Postcards From Cambodia by Bruce Cockburn
Abe Lincoln once turned to somebody and said:
Do you ever find yourself talking with the dead?
There are three tiny deaths heads carved out of mammoth tusk
on the ledge in my bathroom.
They grin at me in the morning when Im taking a leak,
but they say very little.
Outside Phnom Penh theres a tower, glass-pannelled,
maybe ten meters high,
filled with skulls from the killing fields.
Most of them lack the lower jaw
so they dont exactly grin,
but they whisper, as if from a great distance,
of pain, and of pain left far behind
Eighteen thousand empty eyeholes peering out at the four directions
Electric fly buzz green moist breeze
Bonecoloured Brahma bull grazes wet eyed, (gazes??)
hobbled in hollow of mass grave
In the neighbouring field a small herd
of young boys plays soccer,
their laughter swallowed in expanding silence.
This is too big for anger,
its too big for blame.
We stumble through history so
So I bow down my head
Say a prayer for us all
That we dont fear the spirit
when it comes to call
Sun will soon slide down into the far end of the ancient reservoir.
Orange ball merging with its water-borne twin
below airbrushed edges of cloud.
But first it spreads itself,
a golden scrim behind fractal sweep of swooping flycatchers.
Silhouetted dark green trees,
The rains are late this year.
The sky has no more tears to shed.
But from the air Cambodia remains
a disc of wet green, bordered by bright haze.
Water-filled bomb craters sunstreak gleam

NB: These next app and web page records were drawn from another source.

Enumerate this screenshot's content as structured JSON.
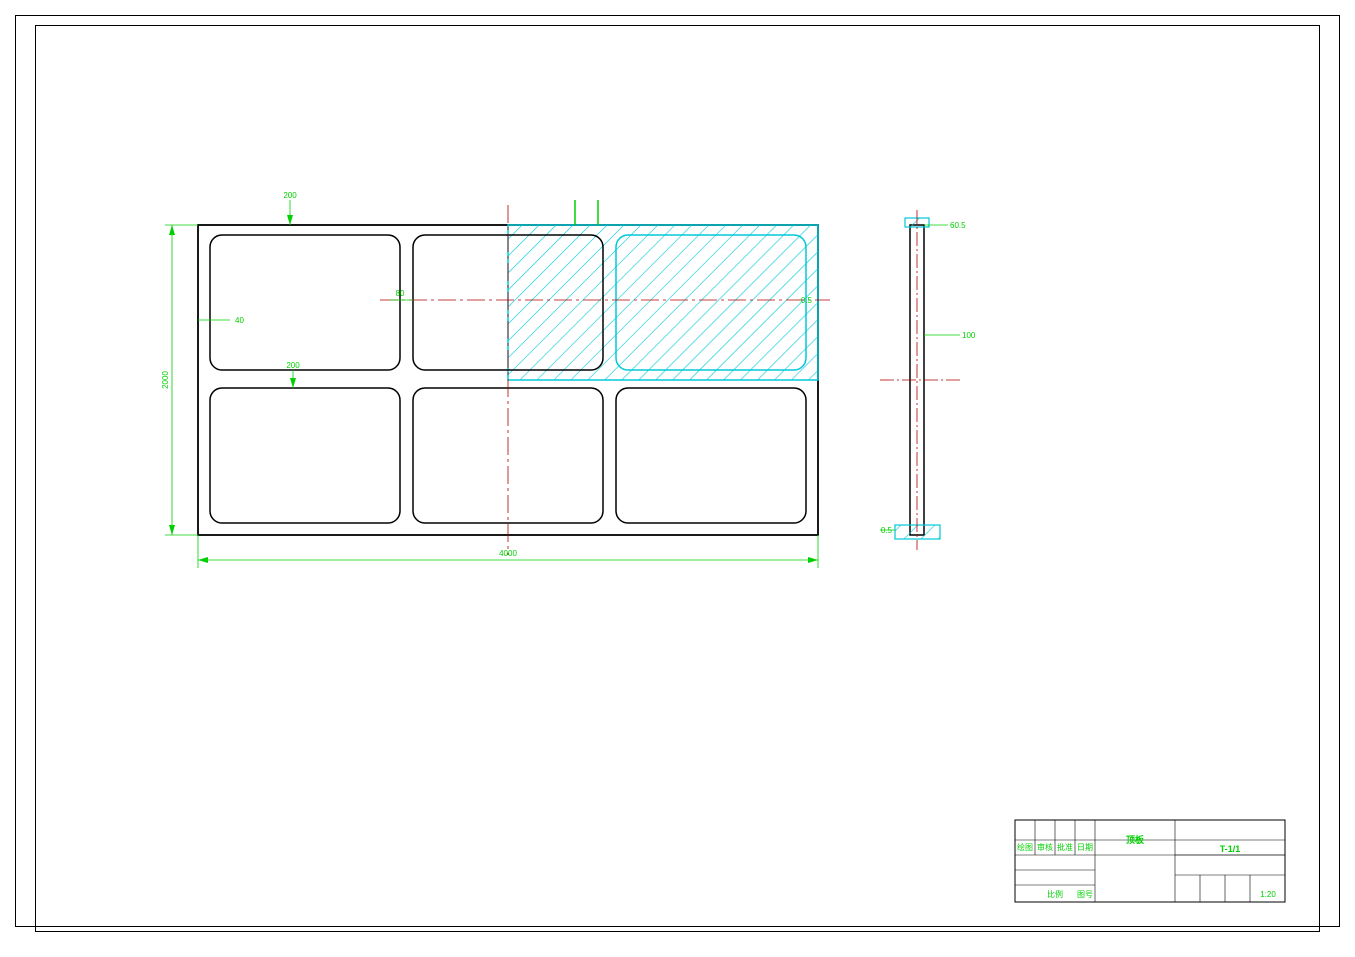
{
  "drawing": {
    "part_name": "顶板",
    "sheet": "T-1/1",
    "dimensions": {
      "width_overall": "4000",
      "height_overall": "2000",
      "dim_40": "40",
      "dim_80": "80",
      "dim_200": "200",
      "dim_100": "100",
      "dim_0_5": "0.5",
      "dim_60_5": "60.5"
    },
    "title_block": {
      "label_scale": "比例",
      "label_drawn": "绘图",
      "label_check": "审核",
      "label_approve": "批准",
      "label_date": "日期",
      "label_sheet": "图号",
      "scale": "1:20"
    }
  }
}
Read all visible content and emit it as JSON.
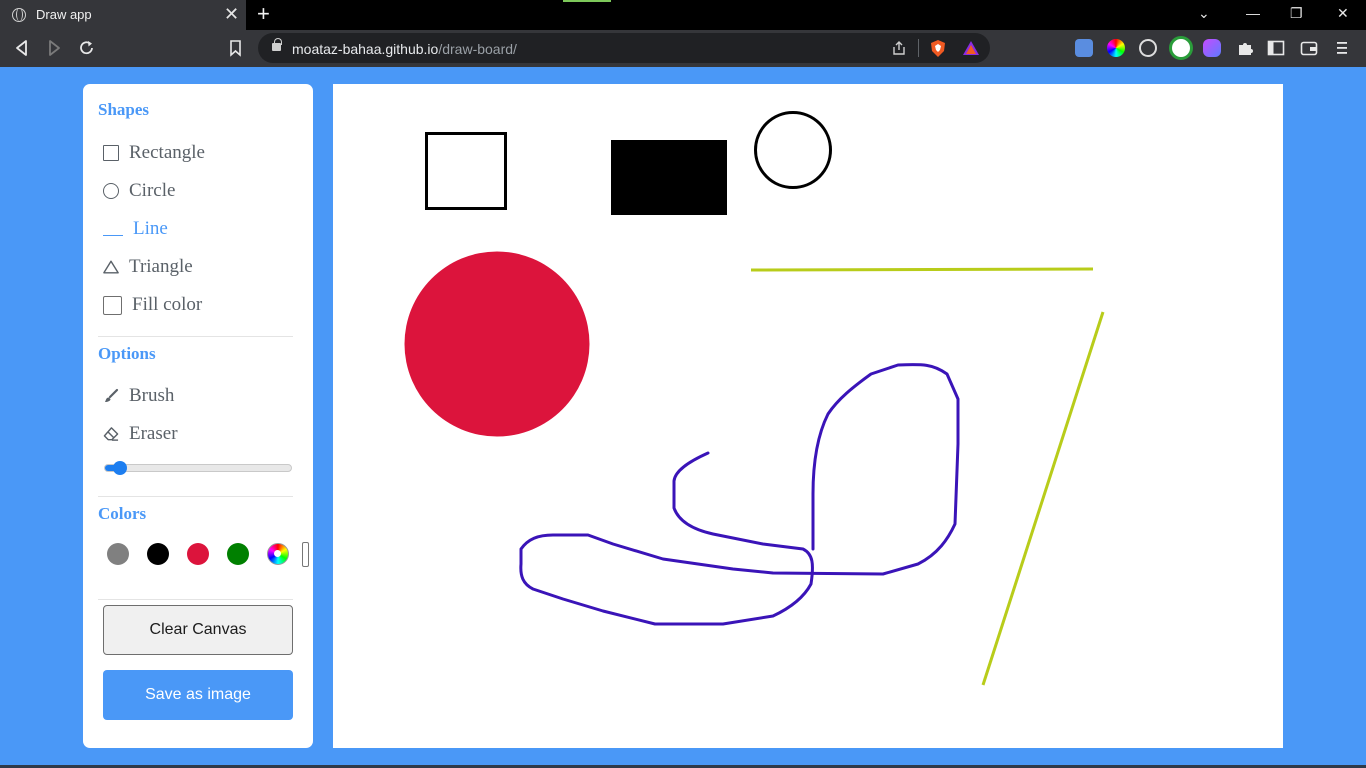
{
  "browser": {
    "tab_title": "Draw app",
    "tab_close": "✕",
    "new_tab": "+",
    "url_domain": "moataz-bahaa.github.io",
    "url_path": "/draw-board/"
  },
  "sidebar": {
    "shapes_title": "Shapes",
    "shapes": [
      {
        "label": "Rectangle",
        "icon": "square-outline-icon"
      },
      {
        "label": "Circle",
        "icon": "circle-outline-icon"
      },
      {
        "label": "Line",
        "icon": "line-icon",
        "active": true
      },
      {
        "label": "Triangle",
        "icon": "triangle-outline-icon"
      }
    ],
    "fill_color_label": "Fill color",
    "fill_color_checked": false,
    "options_title": "Options",
    "brush_label": "Brush",
    "eraser_label": "Eraser",
    "brush_size_fraction": 0.08,
    "colors_title": "Colors",
    "swatches": [
      "#808080",
      "#000000",
      "#dc143c",
      "#008000"
    ],
    "clear_label": "Clear Canvas",
    "save_label": "Save as image"
  },
  "colors": {
    "accent": "#4a98f7",
    "red_fill": "#dc143c",
    "yellow_green_line": "#b8cc1a",
    "purple_stroke": "#3a14b8"
  }
}
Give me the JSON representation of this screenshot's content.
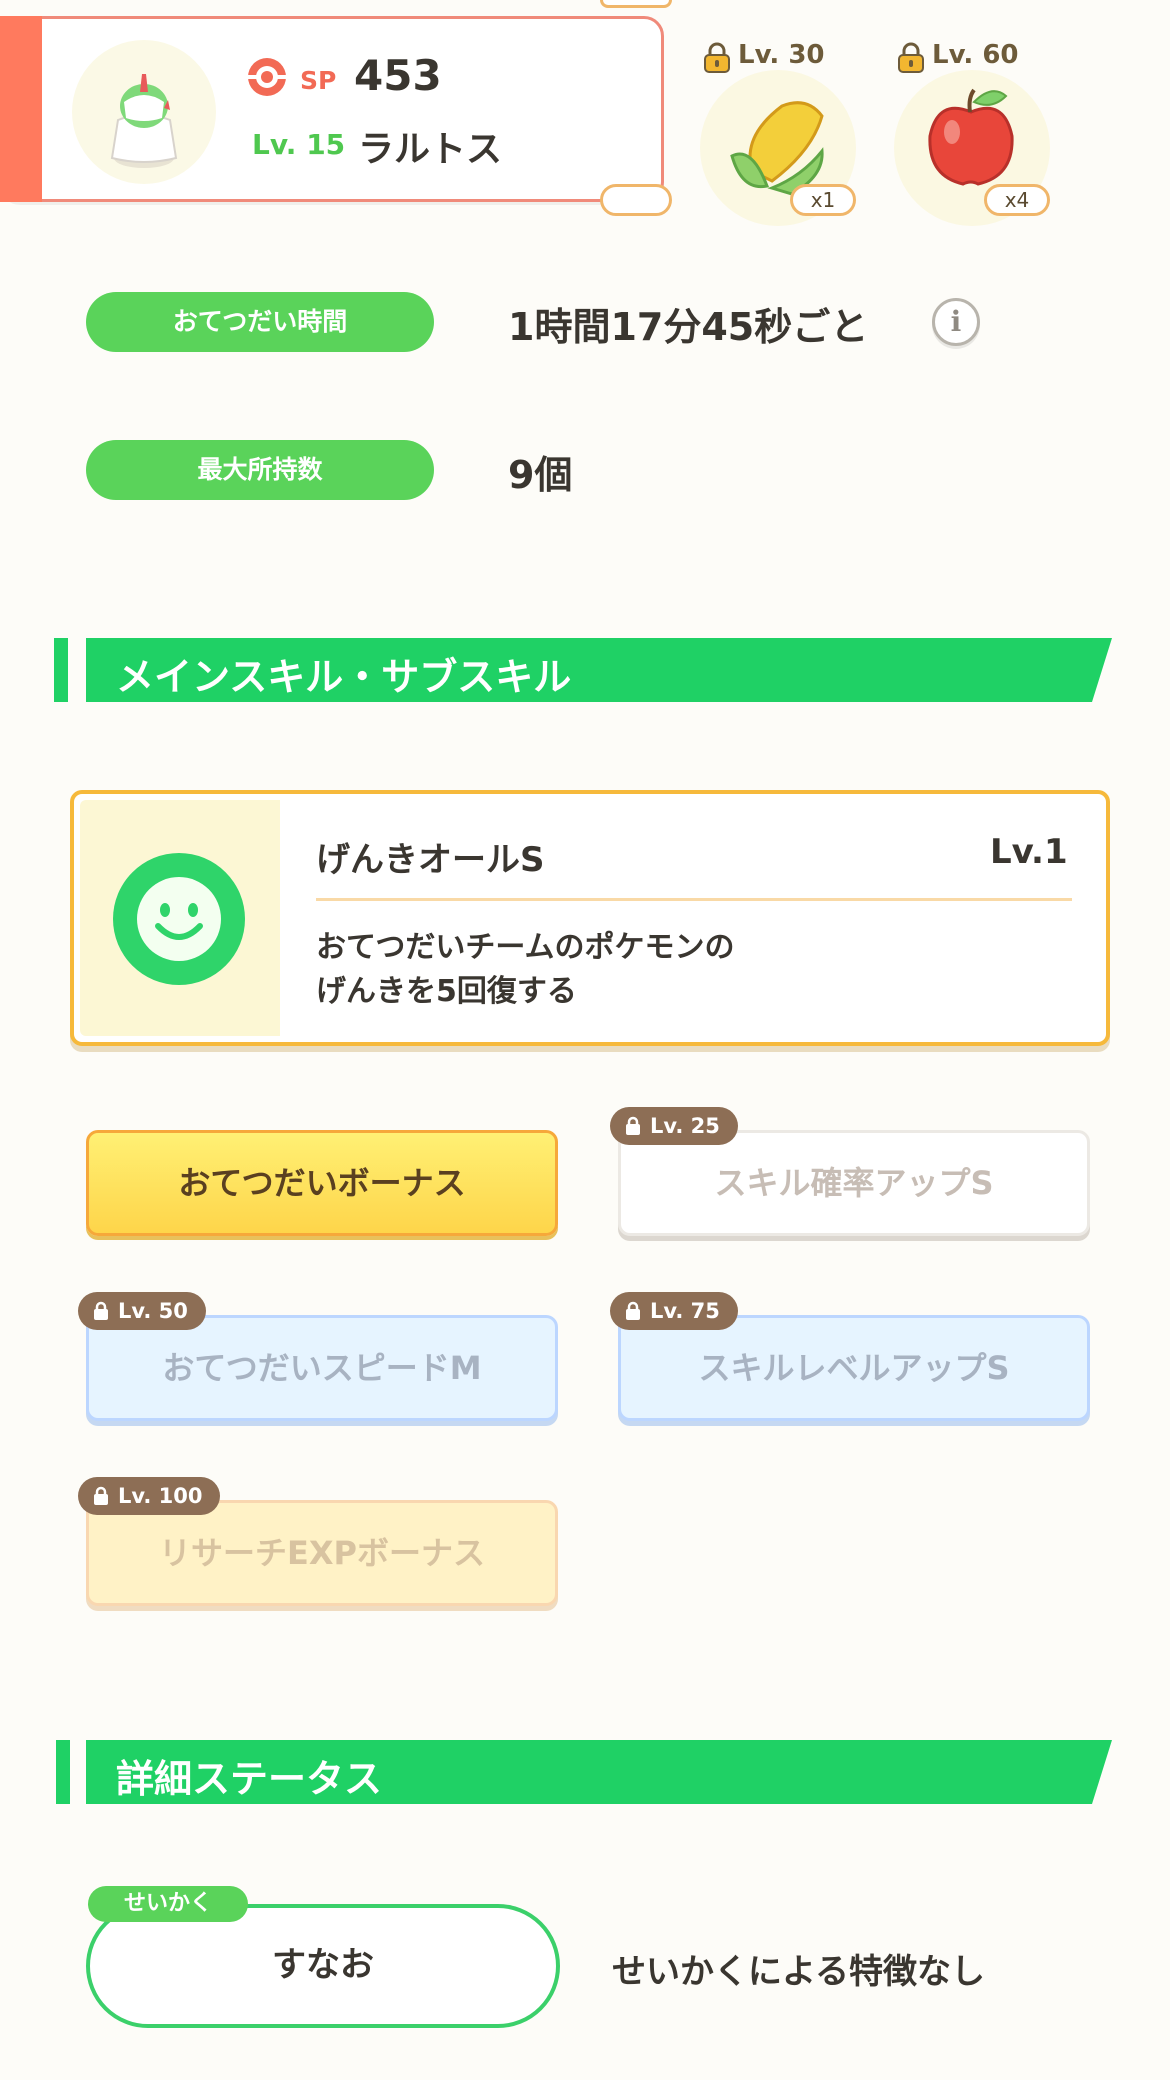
{
  "header": {
    "sp_label": "SP",
    "sp_value": "453",
    "level": "Lv. 15",
    "pokemon_name": "ラルトス",
    "ingredients": [
      {
        "unlock_level": "Lv. 30",
        "quantity": "x1",
        "icon": "corn-icon"
      },
      {
        "unlock_level": "Lv. 60",
        "quantity": "x4",
        "icon": "apple-icon"
      }
    ]
  },
  "info": {
    "help_time_label": "おてつだい時間",
    "help_time_value": "1時間17分45秒ごと",
    "info_button_symbol": "i",
    "max_carry_label": "最大所持数",
    "max_carry_value": "9個"
  },
  "skills_section": {
    "title": "メインスキル・サブスキル",
    "main_skill": {
      "name": "げんきオールS",
      "level": "Lv.1",
      "desc_line1": "おてつだいチームのポケモンの",
      "desc_line2": "げんきを5回復する",
      "icon": "smiley-icon"
    },
    "sub_skills": [
      {
        "name": "おてつだいボーナス",
        "lock": "",
        "state": "active"
      },
      {
        "name": "スキル確率アップS",
        "lock": "Lv. 25",
        "state": "locked"
      },
      {
        "name": "おてつだいスピードM",
        "lock": "Lv. 50",
        "state": "locked"
      },
      {
        "name": "スキルレベルアップS",
        "lock": "Lv. 75",
        "state": "locked"
      },
      {
        "name": "リサーチEXPボーナス",
        "lock": "Lv. 100",
        "state": "locked"
      }
    ]
  },
  "details_section": {
    "title": "詳細ステータス",
    "nature_tag": "せいかく",
    "nature_value": "すなお",
    "nature_desc": "せいかくによる特徴なし"
  },
  "colors": {
    "accent_green": "#1fd165",
    "pill_green": "#5ad35a",
    "card_red": "#ff7a5e",
    "gold_border": "#f6b93b"
  }
}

stitched in strings across patchwork land
march west toward the far hills of Thailand.
Macro analog of Angkor Wats temple walls